Long life

Long life

Long life

3 November 2012

Edward Heath may have been one of the most unsuccessful prime ministers in British history, having presided during his four-year term (1970–1974) over shortages, power cuts, a three-day week and… Read more

bridge

Bridge

3 November 2012

In this country, Andrew Robson and bridge are practically synonymous: he’s the best known, and probably the best, player we have. His love for the game goes to the very… Read more

Chess

Chess

Basman forever

3 November 2012

Michael Basman is in many ways the most important person in British chess. As a player, he is an International Master, who tied for the British Championship in 1973, losing… Read more

Chess_solution

Chess puzzle

No. 242

3 November 2012

Black to play. This is from Velimirovic-Basman, Student Olympiad 1967. Black has just given up a piece. The justification for this sacrifice is revealed with his next move, which leads… Read more

Investigation

Competition

Masque of Art

3 November 2012

In Competition 2770 you were invited to submit a response, in the style of Alexander Pope, to the recently announced Turner Prize short list or to the contemporary art scene… Read more

Crossword

Crossword

2087: Golden II

3 November 2012

Seven 1D lights are unclued. Across 1 Carnivore longing to enter Gordon’s dining room (5) 6 Female musical figure is King’s deputy (7) 11 Constancy of a husband from this… Read more

Crossword_solution

Crossword solution

2084: The Here and Now

3 November 2012

The perimeter quotation is the opening couplet of Marvell’s ‘To His Coy Mistress’. Remaining unclued lights in order 12A, 17A, 35A, 38A, 22D are anagrams of ‘Time’s wingèd chariot drawing… Read more

Brits abroad

Status anxiety

Decadent Brits

3 November 2012

I’m currently in Marrakech for half-term and was planning on writing a column about how disappointed my children are by this cosmopolitan city. To them, it’s not exotic at all.… Read more

Dave
Spectator sport

Spectator sport

Ugly face of the beautiful game

3 November 2012

Football, bloody hell, as that old bruiser Sir Alex Ferguson twinkled bibulously at the turn of the century. But it’s not looking so good now, Sir Alex. Bloody hell, it’s… Read more

Dear Mary

Dear Mary

3 November 2012

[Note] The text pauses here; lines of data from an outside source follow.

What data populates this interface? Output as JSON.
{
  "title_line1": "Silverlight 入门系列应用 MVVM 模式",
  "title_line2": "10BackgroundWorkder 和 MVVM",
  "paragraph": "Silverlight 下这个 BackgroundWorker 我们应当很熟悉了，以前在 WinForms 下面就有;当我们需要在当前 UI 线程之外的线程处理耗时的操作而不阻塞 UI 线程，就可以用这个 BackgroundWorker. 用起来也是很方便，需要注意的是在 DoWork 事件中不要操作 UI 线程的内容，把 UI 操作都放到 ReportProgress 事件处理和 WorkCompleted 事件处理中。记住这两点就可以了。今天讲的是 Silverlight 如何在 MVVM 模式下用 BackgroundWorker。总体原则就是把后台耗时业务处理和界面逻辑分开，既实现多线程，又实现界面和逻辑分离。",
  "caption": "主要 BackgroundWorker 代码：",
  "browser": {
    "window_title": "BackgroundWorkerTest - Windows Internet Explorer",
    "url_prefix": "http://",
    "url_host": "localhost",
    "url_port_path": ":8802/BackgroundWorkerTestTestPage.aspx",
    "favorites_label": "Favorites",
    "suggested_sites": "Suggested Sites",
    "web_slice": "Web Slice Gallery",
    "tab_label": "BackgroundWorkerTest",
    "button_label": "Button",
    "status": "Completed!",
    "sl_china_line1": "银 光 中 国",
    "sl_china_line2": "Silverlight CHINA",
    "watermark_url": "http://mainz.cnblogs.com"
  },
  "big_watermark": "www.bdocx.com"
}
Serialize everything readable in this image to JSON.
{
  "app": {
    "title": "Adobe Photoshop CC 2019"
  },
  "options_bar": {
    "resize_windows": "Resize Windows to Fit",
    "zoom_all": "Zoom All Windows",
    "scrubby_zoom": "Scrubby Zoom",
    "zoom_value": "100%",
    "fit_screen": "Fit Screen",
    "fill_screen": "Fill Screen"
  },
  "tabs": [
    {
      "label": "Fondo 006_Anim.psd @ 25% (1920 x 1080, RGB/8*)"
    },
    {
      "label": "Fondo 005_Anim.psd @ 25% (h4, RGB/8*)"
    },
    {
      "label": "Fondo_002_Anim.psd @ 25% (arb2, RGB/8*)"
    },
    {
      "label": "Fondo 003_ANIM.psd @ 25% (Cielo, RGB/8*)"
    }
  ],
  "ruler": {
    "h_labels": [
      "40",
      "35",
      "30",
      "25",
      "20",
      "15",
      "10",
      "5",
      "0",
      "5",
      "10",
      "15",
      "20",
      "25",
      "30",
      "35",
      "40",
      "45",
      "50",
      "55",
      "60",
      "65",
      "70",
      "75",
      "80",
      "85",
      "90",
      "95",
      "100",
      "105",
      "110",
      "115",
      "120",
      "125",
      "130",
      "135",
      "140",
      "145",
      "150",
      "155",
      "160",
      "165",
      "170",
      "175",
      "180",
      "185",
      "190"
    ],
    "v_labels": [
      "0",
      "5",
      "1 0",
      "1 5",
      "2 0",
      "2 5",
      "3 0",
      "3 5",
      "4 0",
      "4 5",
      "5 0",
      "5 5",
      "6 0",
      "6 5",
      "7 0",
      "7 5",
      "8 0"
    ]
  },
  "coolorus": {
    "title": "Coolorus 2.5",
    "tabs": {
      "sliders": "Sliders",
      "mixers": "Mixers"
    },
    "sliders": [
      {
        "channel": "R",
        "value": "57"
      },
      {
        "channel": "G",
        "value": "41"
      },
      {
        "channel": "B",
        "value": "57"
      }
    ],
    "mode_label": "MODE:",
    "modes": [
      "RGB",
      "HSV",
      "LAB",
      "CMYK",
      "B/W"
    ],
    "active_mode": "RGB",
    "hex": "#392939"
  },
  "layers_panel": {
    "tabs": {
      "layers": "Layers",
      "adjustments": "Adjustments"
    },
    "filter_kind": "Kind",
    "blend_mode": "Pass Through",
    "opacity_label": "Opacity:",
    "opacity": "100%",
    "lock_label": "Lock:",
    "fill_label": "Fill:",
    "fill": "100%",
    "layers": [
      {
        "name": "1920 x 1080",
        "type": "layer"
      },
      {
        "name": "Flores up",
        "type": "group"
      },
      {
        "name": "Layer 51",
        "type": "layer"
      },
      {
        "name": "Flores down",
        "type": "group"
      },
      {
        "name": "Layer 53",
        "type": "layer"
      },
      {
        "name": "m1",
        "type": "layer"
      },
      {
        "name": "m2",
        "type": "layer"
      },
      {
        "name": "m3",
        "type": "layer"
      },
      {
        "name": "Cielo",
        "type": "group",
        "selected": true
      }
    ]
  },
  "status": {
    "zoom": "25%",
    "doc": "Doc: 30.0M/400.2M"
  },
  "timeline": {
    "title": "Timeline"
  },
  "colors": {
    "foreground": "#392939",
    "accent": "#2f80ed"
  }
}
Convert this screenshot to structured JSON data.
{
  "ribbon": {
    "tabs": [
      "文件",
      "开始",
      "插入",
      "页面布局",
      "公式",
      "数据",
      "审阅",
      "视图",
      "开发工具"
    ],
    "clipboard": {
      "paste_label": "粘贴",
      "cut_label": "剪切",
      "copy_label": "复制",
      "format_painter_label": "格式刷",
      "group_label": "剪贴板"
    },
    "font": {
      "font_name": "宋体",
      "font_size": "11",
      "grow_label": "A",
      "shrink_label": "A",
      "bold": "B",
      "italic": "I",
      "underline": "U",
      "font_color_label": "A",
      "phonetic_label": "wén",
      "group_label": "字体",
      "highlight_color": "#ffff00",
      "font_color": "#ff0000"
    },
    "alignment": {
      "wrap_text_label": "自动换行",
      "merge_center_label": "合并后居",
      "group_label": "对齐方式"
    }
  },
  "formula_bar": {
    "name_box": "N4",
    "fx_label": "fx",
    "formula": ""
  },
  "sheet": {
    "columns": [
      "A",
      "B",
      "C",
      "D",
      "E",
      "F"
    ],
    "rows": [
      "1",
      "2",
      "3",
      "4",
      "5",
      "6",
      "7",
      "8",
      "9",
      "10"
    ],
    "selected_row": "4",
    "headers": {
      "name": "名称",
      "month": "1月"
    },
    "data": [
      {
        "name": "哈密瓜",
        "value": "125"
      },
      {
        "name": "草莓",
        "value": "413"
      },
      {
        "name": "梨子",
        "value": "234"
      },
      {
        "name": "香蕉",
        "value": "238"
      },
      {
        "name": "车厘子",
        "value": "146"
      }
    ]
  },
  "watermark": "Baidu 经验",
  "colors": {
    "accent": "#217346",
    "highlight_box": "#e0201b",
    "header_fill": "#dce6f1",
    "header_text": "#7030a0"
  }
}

Q. I cannot help but notice an alarming prevalence of disturbing eating habits among the middle-aged. Being 13 years of age complicates the matter as I feel it is not… Read more

Food

Food

Dog stars

3 November 2012

Bubbledogs is a restaurant from cinema. It is violently 1980s, American and flash. The sign Bubbledogs shines neon pink from the window, a twin to Tom Cruise’s Cocktails & Dreams… Read more

Mind Your Language

Mind your language

Parkour

3 November 2012

When I heard on the BBC that an organisation in St Petersburg named after St Basil the Great taught teenagers on probation the art of parkour I didn’t understand what… Read more